_WORK TASK:_ The whole listing needs to be written out exactly, except for any images.
----------
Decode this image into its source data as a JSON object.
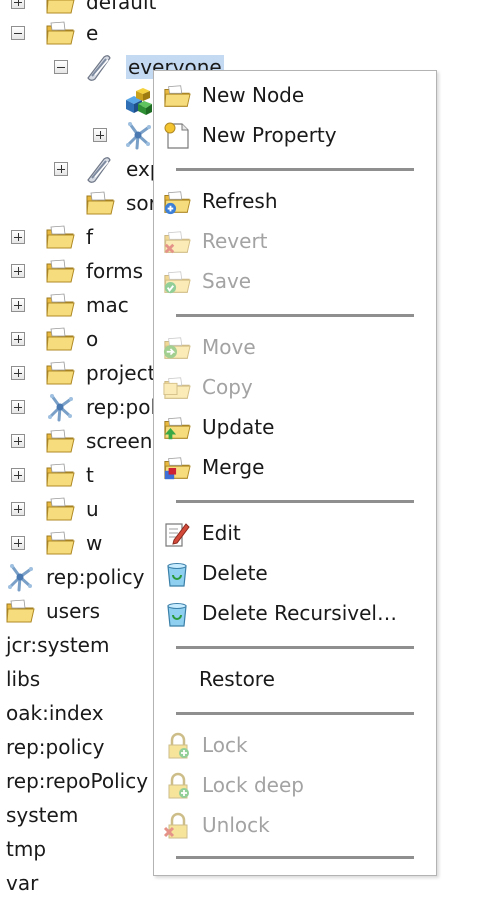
{
  "tree": {
    "rows": [
      {
        "label": "default",
        "expander": "plus",
        "icon": "folder-icon"
      },
      {
        "label": "e",
        "expander": "minus",
        "icon": "folder-icon"
      },
      {
        "label": "everyone",
        "expander": "minus",
        "icon": "group-icon",
        "selected": true
      },
      {
        "label": "",
        "expander": "",
        "icon": "cubes-icon"
      },
      {
        "label": "",
        "expander": "plus",
        "icon": "policy-icon"
      },
      {
        "label": "exp",
        "expander": "plus",
        "icon": "group-icon"
      },
      {
        "label": "sor",
        "expander": "",
        "icon": "folder-icon"
      },
      {
        "label": "f",
        "expander": "plus",
        "icon": "folder-icon"
      },
      {
        "label": "forms",
        "expander": "plus",
        "icon": "folder-icon"
      },
      {
        "label": "mac",
        "expander": "plus",
        "icon": "folder-icon"
      },
      {
        "label": "o",
        "expander": "plus",
        "icon": "folder-icon"
      },
      {
        "label": "project",
        "expander": "plus",
        "icon": "folder-icon"
      },
      {
        "label": "rep:pol",
        "expander": "plus",
        "icon": "policy-icon"
      },
      {
        "label": "screens",
        "expander": "plus",
        "icon": "folder-icon"
      },
      {
        "label": "t",
        "expander": "plus",
        "icon": "folder-icon"
      },
      {
        "label": "u",
        "expander": "plus",
        "icon": "folder-icon"
      },
      {
        "label": "w",
        "expander": "plus",
        "icon": "folder-icon"
      },
      {
        "label": "rep:policy",
        "expander": "",
        "icon": "policy-icon"
      },
      {
        "label": "users",
        "expander": "",
        "icon": "folder-icon"
      },
      {
        "label": "jcr:system",
        "expander": "",
        "icon": ""
      },
      {
        "label": "libs",
        "expander": "",
        "icon": ""
      },
      {
        "label": "oak:index",
        "expander": "",
        "icon": ""
      },
      {
        "label": "rep:policy",
        "expander": "",
        "icon": ""
      },
      {
        "label": "rep:repoPolicy",
        "expander": "",
        "icon": ""
      },
      {
        "label": "system",
        "expander": "",
        "icon": ""
      },
      {
        "label": "tmp",
        "expander": "",
        "icon": ""
      },
      {
        "label": "var",
        "expander": "",
        "icon": ""
      }
    ]
  },
  "context_menu": {
    "items": [
      {
        "label": "New Node",
        "icon": "new-node-icon",
        "disabled": false
      },
      {
        "label": "New Property",
        "icon": "new-property-icon",
        "disabled": false
      },
      {
        "separator": true
      },
      {
        "label": "Refresh",
        "icon": "refresh-icon",
        "disabled": false
      },
      {
        "label": "Revert",
        "icon": "revert-icon",
        "disabled": true
      },
      {
        "label": "Save",
        "icon": "save-icon",
        "disabled": true
      },
      {
        "separator": true
      },
      {
        "label": "Move",
        "icon": "move-icon",
        "disabled": true
      },
      {
        "label": "Copy",
        "icon": "copy-icon",
        "disabled": true
      },
      {
        "label": "Update",
        "icon": "update-icon",
        "disabled": false
      },
      {
        "label": "Merge",
        "icon": "merge-icon",
        "disabled": false
      },
      {
        "separator": true
      },
      {
        "label": "Edit",
        "icon": "edit-icon",
        "disabled": false
      },
      {
        "label": "Delete",
        "icon": "delete-icon",
        "disabled": false
      },
      {
        "label": "Delete Recursivel…",
        "icon": "delete-recursive-icon",
        "disabled": false
      },
      {
        "separator": true
      },
      {
        "label": "Restore",
        "icon": "",
        "disabled": false
      },
      {
        "separator": true
      },
      {
        "label": "Lock",
        "icon": "lock-icon",
        "disabled": true
      },
      {
        "label": "Lock deep",
        "icon": "lock-deep-icon",
        "disabled": true
      },
      {
        "label": "Unlock",
        "icon": "unlock-icon",
        "disabled": true
      },
      {
        "separator": true
      }
    ]
  },
  "colors": {
    "selection": "#c4daf2",
    "folder": "#f2cc5a",
    "disabled_text": "#a3a3a3"
  }
}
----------
_SOLUTION TO THE EXERCISE:_
Decode this image into its source data as a JSON object.
{
  "tree": {
    "rows": [
      {
        "label": "default",
        "expander": "plus",
        "icon": "folder-icon"
      },
      {
        "label": "e",
        "expander": "minus",
        "icon": "folder-icon"
      },
      {
        "label": "everyone",
        "expander": "minus",
        "icon": "group-icon",
        "selected": true
      },
      {
        "label": "",
        "expander": "",
        "icon": "cubes-icon"
      },
      {
        "label": "",
        "expander": "plus",
        "icon": "policy-icon"
      },
      {
        "label": "exp",
        "expander": "plus",
        "icon": "group-icon"
      },
      {
        "label": "sor",
        "expander": "",
        "icon": "folder-icon"
      },
      {
        "label": "f",
        "expander": "plus",
        "icon": "folder-icon"
      },
      {
        "label": "forms",
        "expander": "plus",
        "icon": "folder-icon"
      },
      {
        "label": "mac",
        "expander": "plus",
        "icon": "folder-icon"
      },
      {
        "label": "o",
        "expander": "plus",
        "icon": "folder-icon"
      },
      {
        "label": "project",
        "expander": "plus",
        "icon": "folder-icon"
      },
      {
        "label": "rep:pol",
        "expander": "plus",
        "icon": "policy-icon"
      },
      {
        "label": "screens",
        "expander": "plus",
        "icon": "folder-icon"
      },
      {
        "label": "t",
        "expander": "plus",
        "icon": "folder-icon"
      },
      {
        "label": "u",
        "expander": "plus",
        "icon": "folder-icon"
      },
      {
        "label": "w",
        "expander": "plus",
        "icon": "folder-icon"
      },
      {
        "label": "rep:policy",
        "expander": "",
        "icon": "policy-icon"
      },
      {
        "label": "users",
        "expander": "",
        "icon": "folder-icon"
      },
      {
        "label": "jcr:system",
        "expander": "",
        "icon": ""
      },
      {
        "label": "libs",
        "expander": "",
        "icon": ""
      },
      {
        "label": "oak:index",
        "expander": "",
        "icon": ""
      },
      {
        "label": "rep:policy",
        "expander": "",
        "icon": ""
      },
      {
        "label": "rep:repoPolicy",
        "expander": "",
        "icon": ""
      },
      {
        "label": "system",
        "expander": "",
        "icon": ""
      },
      {
        "label": "tmp",
        "expander": "",
        "icon": ""
      },
      {
        "label": "var",
        "expander": "",
        "icon": ""
      }
    ]
  },
  "context_menu": {
    "items": [
      {
        "label": "New Node",
        "icon": "new-node-icon",
        "disabled": false
      },
      {
        "label": "New Property",
        "icon": "new-property-icon",
        "disabled": false
      },
      {
        "separator": true
      },
      {
        "label": "Refresh",
        "icon": "refresh-icon",
        "disabled": false
      },
      {
        "label": "Revert",
        "icon": "revert-icon",
        "disabled": true
      },
      {
        "label": "Save",
        "icon": "save-icon",
        "disabled": true
      },
      {
        "separator": true
      },
      {
        "label": "Move",
        "icon": "move-icon",
        "disabled": true
      },
      {
        "label": "Copy",
        "icon": "copy-icon",
        "disabled": true
      },
      {
        "label": "Update",
        "icon": "update-icon",
        "disabled": false
      },
      {
        "label": "Merge",
        "icon": "merge-icon",
        "disabled": false
      },
      {
        "separator": true
      },
      {
        "label": "Edit",
        "icon": "edit-icon",
        "disabled": false
      },
      {
        "label": "Delete",
        "icon": "delete-icon",
        "disabled": false
      },
      {
        "label": "Delete Recursivel…",
        "icon": "delete-recursive-icon",
        "disabled": false
      },
      {
        "separator": true
      },
      {
        "label": "Restore",
        "icon": "",
        "disabled": false
      },
      {
        "separator": true
      },
      {
        "label": "Lock",
        "icon": "lock-icon",
        "disabled": true
      },
      {
        "label": "Lock deep",
        "icon": "lock-deep-icon",
        "disabled": true
      },
      {
        "label": "Unlock",
        "icon": "unlock-icon",
        "disabled": true
      },
      {
        "separator": true
      }
    ]
  },
  "colors": {
    "selection": "#c4daf2",
    "folder": "#f2cc5a",
    "disabled_text": "#a3a3a3"
  }
}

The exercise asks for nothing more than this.